[DATASET Boundary: Start]
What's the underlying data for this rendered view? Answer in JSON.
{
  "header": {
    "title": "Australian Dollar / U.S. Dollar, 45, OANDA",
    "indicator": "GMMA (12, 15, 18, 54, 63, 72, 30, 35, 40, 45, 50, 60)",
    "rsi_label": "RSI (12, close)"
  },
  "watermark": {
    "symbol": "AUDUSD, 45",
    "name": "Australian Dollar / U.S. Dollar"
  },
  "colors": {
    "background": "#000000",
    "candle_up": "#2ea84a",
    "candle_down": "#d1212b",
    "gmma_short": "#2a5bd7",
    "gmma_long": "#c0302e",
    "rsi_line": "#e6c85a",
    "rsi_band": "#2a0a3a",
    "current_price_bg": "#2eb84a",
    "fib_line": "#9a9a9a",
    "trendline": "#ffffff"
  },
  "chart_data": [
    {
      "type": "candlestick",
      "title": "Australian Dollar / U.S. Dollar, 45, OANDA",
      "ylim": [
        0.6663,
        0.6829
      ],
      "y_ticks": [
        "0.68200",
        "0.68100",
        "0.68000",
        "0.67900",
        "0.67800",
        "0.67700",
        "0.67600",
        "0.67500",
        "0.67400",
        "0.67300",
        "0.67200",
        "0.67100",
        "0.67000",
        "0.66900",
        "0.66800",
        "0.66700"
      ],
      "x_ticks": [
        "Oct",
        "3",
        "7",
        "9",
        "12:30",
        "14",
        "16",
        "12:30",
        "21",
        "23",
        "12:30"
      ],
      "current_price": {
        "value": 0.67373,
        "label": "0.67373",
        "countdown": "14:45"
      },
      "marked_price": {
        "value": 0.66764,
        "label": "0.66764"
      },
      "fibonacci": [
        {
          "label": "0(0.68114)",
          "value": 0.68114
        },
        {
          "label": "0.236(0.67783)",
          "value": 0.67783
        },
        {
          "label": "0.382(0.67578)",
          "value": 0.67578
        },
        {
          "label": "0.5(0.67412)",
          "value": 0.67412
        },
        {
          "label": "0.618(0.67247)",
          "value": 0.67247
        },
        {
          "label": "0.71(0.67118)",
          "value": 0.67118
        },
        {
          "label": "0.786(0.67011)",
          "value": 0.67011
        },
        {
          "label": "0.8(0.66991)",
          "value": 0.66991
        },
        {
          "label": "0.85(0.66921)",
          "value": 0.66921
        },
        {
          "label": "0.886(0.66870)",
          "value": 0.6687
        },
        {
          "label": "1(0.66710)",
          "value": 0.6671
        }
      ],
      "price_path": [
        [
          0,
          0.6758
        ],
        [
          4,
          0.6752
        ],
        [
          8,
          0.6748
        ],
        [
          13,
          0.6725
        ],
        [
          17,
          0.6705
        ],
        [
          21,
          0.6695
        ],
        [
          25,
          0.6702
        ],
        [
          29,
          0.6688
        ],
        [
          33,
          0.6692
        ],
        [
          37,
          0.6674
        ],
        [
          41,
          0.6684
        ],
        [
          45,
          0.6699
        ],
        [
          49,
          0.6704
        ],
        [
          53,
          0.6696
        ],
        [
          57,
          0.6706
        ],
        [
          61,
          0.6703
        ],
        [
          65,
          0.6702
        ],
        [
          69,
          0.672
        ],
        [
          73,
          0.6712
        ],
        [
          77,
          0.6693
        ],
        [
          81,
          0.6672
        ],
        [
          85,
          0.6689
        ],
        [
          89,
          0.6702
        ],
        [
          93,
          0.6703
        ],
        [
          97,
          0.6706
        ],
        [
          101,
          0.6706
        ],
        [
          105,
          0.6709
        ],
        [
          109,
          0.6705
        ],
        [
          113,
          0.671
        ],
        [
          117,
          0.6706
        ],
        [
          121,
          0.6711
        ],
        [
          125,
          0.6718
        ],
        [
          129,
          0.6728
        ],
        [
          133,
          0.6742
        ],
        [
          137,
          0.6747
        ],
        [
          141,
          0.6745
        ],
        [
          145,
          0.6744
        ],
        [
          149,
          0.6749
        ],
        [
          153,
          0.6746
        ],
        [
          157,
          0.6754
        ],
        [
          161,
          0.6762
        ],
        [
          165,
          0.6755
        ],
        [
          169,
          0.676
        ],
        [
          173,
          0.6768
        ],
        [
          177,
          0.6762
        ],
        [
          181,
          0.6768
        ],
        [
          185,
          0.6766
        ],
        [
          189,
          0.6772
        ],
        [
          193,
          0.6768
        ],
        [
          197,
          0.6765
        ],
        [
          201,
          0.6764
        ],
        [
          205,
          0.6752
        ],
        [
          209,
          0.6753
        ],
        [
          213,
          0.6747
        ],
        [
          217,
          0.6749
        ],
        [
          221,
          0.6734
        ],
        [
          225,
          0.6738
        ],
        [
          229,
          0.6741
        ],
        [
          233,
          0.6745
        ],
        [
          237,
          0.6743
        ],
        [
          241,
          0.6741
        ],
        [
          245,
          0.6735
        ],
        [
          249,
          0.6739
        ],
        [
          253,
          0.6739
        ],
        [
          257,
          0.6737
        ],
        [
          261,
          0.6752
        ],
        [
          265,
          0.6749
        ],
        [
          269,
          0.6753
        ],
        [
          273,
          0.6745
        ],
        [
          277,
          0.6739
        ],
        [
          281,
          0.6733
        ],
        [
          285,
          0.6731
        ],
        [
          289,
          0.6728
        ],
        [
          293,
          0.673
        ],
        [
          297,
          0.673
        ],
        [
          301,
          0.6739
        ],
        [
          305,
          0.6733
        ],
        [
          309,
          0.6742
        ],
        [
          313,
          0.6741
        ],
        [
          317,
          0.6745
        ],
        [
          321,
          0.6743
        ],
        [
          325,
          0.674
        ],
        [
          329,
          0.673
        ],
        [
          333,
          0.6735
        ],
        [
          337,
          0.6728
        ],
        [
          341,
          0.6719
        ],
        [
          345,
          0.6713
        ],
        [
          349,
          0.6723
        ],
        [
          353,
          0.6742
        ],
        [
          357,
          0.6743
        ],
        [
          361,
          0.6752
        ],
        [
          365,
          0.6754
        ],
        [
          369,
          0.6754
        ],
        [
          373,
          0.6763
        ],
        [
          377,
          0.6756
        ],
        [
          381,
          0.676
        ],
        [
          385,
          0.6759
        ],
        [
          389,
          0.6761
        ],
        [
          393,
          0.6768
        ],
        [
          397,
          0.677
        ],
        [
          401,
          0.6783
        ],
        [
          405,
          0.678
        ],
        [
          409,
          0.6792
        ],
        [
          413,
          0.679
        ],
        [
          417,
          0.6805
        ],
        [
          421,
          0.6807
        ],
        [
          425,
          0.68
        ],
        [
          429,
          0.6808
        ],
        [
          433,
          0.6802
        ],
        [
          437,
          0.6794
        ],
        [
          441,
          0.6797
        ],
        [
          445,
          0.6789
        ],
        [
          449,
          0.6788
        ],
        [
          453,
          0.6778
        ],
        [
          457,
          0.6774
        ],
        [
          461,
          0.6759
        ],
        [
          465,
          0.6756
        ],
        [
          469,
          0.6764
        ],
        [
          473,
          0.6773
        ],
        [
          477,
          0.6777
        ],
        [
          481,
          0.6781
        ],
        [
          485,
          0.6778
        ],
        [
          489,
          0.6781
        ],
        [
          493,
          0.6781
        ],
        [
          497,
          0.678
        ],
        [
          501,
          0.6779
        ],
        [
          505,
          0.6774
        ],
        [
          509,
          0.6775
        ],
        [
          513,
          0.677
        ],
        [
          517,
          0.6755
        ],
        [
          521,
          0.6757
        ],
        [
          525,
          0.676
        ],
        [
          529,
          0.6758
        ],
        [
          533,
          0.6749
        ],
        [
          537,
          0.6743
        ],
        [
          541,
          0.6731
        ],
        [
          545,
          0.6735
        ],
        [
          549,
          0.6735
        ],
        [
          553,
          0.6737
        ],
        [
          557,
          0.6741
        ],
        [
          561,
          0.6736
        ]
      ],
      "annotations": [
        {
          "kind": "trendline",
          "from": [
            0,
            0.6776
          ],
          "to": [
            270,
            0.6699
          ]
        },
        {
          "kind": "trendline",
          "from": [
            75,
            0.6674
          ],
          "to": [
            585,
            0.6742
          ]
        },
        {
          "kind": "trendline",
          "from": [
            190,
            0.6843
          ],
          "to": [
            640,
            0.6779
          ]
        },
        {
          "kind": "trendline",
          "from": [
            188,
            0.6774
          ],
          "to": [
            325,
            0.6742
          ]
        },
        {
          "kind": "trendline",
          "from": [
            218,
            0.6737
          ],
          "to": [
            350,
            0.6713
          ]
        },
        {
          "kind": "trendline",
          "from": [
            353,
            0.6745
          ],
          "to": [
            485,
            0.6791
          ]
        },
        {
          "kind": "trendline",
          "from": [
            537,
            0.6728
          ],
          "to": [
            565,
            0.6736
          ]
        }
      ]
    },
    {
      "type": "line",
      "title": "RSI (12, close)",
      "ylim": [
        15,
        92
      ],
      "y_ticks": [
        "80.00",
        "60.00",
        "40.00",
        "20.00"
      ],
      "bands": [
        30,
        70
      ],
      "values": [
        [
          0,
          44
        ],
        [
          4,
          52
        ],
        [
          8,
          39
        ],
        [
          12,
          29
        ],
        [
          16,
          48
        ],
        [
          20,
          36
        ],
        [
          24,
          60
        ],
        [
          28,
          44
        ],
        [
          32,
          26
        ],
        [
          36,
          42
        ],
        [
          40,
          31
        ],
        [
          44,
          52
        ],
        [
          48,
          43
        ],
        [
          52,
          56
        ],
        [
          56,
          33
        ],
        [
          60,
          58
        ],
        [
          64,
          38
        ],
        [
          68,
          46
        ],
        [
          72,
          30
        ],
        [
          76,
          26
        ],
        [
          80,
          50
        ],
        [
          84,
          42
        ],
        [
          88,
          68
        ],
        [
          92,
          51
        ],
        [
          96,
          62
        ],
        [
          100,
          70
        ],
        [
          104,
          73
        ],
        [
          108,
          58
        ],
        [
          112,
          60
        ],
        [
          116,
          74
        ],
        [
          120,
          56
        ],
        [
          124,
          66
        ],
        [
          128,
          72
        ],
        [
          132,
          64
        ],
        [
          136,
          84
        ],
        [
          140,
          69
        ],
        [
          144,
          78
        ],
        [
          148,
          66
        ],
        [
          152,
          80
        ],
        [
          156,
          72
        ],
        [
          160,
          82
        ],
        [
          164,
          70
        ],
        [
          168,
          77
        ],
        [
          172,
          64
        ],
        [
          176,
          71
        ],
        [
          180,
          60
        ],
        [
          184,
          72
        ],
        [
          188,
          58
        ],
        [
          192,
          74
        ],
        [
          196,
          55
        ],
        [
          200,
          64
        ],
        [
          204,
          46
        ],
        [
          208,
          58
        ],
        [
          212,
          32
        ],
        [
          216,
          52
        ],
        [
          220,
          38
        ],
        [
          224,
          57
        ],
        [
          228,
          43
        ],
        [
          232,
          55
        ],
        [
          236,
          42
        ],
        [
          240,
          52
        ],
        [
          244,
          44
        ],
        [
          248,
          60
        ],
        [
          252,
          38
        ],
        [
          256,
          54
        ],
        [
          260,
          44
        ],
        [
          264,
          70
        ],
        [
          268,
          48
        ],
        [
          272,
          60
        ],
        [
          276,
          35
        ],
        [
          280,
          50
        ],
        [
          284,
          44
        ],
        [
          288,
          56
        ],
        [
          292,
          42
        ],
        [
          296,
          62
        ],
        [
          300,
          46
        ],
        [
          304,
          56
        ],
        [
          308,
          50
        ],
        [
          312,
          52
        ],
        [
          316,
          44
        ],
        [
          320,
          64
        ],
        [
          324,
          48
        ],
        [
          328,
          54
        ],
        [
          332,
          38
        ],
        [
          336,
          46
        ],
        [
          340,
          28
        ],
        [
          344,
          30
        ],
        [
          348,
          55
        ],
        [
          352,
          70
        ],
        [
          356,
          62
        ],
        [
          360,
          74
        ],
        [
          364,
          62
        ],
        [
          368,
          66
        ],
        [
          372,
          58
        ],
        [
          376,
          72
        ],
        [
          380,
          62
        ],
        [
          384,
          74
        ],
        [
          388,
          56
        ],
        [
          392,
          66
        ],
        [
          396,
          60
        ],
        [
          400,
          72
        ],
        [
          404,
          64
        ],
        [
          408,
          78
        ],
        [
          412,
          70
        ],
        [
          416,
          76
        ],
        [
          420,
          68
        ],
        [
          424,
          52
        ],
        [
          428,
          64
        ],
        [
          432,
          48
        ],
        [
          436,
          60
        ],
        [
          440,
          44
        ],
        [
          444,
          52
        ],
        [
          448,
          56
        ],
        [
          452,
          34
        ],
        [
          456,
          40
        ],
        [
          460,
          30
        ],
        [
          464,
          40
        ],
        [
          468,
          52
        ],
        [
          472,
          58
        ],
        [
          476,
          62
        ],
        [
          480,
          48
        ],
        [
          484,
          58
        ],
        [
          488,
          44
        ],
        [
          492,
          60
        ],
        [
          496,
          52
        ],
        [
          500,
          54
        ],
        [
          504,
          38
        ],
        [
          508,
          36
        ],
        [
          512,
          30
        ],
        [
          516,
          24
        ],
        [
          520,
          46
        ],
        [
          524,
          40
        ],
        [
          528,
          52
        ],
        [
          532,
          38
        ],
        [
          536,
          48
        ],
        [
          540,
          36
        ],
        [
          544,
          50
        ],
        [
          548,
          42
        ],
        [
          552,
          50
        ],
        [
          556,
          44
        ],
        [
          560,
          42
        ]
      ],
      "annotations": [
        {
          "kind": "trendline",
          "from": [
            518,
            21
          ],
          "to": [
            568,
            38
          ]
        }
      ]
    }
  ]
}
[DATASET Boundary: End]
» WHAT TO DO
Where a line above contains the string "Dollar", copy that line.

» WRITTEN ANSWER
    "title": "Australian Dollar / U.S. Dollar, 45, OANDA",
    "name": "Australian Dollar / U.S. Dollar"
      "title": "Australian Dollar / U.S. Dollar, 45, OANDA",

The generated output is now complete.